Section ARS 28-1381 of Arizona’s criminal code is focused on driving while under the influence (DUI) and driving while intoxicated (DWI). If you’ve been charged with “DUI (ARS 28-1381 (A)(1))” specifically, this means you’ve been charged with driving under the influence of intoxicating substances such as liquor, drugs, or intoxicating vapors.

Contrary to what many people believe, you can receive a DUI charge even if you haven’t been drinking any alcohol. Receiving this charge can be intimidating. Will you lose your license? Will you go to jail? Will this charge prevent you from getting certain jobs? Let’s break down these questions and more.

Under what circumstances can I be charged with a DUI?

Arizona is known for its extremely strict DUI laws. In fact, WalletHub rated Arizona as the #1 strictest state in the nation when it comes to DUIs. While ARS 28-1381 (A)(2) is charged for having a blood alcohol concentration (BAC) above 0.08%, ARS 28-1381 (A)(1) can be charged if you’re “intoxicated to the slightest degree.” Some people have even received DUI charges from taking their prescribed medicine!

Ultimately, it’s easier to be charged with a DUI in Arizona than in most other states. It’s a “zero-tolerance” state, and it’s one of eight states that adheres to a zero-tolerance policy for young (under 21) drivers.

What are the penalties for a DUI (ARS 28-1381 (A)(1)) charge?

The penalties for an Arizona DUI charge depend on how many times you’ve been charged. Below are the penalties for the 1st, 2nd, and 3rd offenses:

  • DUI - 1st offense: 24 hours - 10 days in jail, at least a $250 fine, license suspension between 90 and 360 days, and a required interlock ignition device.
  • DUI - 2nd offense: 30 days - 90 days in jail, at least a $500 fine, license suspension for 1 year, and a required interlock ignition device.
  • DUI - 3rd offense: At least 4 months in jail, at least a $750 fine, license suspension for 1 year, and a required interlock ignition device. A 3rd offense is automatically classified as a felony.

What are my rights? What can I do if I’ve been charged with a DUI?

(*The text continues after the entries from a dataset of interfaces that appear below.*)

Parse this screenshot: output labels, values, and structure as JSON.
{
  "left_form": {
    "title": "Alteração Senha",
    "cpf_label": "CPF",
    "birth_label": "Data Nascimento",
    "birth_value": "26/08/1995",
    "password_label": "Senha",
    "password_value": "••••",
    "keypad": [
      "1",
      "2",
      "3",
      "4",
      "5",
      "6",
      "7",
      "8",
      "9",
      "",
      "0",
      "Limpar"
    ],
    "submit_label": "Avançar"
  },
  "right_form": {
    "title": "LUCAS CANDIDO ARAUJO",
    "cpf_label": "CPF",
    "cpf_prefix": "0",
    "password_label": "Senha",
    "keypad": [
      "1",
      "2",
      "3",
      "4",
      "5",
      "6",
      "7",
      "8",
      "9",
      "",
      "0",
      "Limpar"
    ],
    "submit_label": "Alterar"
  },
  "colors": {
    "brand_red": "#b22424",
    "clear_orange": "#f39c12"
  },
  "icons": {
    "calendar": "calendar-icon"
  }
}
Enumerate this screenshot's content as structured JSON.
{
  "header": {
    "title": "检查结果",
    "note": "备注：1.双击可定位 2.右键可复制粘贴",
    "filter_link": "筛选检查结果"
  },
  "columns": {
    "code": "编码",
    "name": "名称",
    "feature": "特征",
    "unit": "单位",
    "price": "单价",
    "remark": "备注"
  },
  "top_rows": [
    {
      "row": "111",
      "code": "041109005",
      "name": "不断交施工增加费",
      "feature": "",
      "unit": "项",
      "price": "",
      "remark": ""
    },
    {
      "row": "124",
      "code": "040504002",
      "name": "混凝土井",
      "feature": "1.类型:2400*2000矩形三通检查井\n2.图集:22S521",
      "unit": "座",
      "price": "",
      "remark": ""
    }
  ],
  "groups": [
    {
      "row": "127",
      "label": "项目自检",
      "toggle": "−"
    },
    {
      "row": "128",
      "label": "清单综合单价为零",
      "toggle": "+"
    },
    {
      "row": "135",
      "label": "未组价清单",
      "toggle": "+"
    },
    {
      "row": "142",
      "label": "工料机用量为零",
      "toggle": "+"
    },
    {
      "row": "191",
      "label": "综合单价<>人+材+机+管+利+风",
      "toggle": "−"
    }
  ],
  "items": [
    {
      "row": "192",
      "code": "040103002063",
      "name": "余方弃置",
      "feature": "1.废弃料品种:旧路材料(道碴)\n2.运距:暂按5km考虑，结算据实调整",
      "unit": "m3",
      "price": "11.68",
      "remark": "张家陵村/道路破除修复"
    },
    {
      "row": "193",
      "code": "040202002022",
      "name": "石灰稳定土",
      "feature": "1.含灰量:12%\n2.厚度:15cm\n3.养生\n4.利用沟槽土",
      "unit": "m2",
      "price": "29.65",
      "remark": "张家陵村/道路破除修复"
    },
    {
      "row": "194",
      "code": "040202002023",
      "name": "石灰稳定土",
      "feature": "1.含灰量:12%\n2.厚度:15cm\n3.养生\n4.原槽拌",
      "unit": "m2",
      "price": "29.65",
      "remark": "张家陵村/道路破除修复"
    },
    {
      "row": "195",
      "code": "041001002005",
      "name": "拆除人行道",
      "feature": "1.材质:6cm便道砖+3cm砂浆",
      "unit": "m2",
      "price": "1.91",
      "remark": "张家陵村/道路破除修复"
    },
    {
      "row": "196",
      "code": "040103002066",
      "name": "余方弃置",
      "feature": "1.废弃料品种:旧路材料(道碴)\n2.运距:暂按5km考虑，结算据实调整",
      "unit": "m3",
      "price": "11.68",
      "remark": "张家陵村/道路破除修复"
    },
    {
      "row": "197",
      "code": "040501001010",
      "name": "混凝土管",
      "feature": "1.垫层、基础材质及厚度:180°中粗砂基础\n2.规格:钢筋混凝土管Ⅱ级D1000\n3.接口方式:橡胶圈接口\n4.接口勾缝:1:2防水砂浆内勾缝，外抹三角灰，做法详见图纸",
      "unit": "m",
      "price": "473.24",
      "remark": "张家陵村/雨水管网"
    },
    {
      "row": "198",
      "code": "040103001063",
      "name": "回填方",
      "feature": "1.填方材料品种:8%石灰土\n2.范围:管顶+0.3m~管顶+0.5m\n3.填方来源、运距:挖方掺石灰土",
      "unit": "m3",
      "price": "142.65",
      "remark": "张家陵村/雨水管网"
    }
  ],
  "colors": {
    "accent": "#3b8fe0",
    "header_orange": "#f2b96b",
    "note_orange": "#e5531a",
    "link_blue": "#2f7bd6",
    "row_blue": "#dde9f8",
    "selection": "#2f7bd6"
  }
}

“What are my rights?” This is one of the most important questions to ask yourself before and after you’ve been charged with a DUI. For future reference, here are the steps you can take to help avoid that charge to begin with:

  • Comply with the officer when they ask for your license, registration, and proof of insurance — but do not offer any additional information beyond what they ask of you.
  • Speaking of this, don’t say or imply anything about how intoxicated you may be — even if an officer directly asks questions like “Have you been drinking tonight?” Even offhand comments can be used as evidence against you, so it’s best to simply remain silent and respectfully decline any questions that may incriminate you.
  • You have the right to refuse field sobriety tests, including the breathalyzer test, following a light or pen with your eyes, walking and turning, counting, and the one-leg test. All of these tests are voluntary, and a police officer has to abide by your refusal — they can’t force you to take a test you don’t consent to.

When you’ve already been charged, there are two key rights you need to remember: remain silent, and hire an attorney. Your best bet is to remain silent toward the officers immediately after the charge, but this also refers to discussing your charge with anyone. Don’t talk to anyone or post on social media about your charge until you’ve hired an attorney for your DUI case. Anything you say during and after your charge can lead to a conviction.

What will happen to me if I’ve been charged with a DUI?

The good news is that, even if you’ve been charged, there is hope to get your charges reduced or even dismissed. Your attorney can help you analyze the details of your case, review the police officer’s conduct and methods at the checkpoint, audit the evidence against you, and work to reduce the jail time and fines you’re facing.

If you can get the charge dismissed, you may not lose your license or go to jail. Getting the charge dismissed will also wipe the incident from your record, leaving your opportunities wide open in terms of future employment.

Even if your charge isn’t dismissed altogether, it’s so important to fight for reduced penalties. Even your first DUI offense can result in 10 days in jail and a $250 fine. For many people, serving 10 days in jail would completely disrupt their personal and professional lives. Working with an attorney can help you reduce that time as much as possible.

Click here to learn more about DUI defense in Arizona, including next steps and how to get in touch with an experienced DUI defense attorney.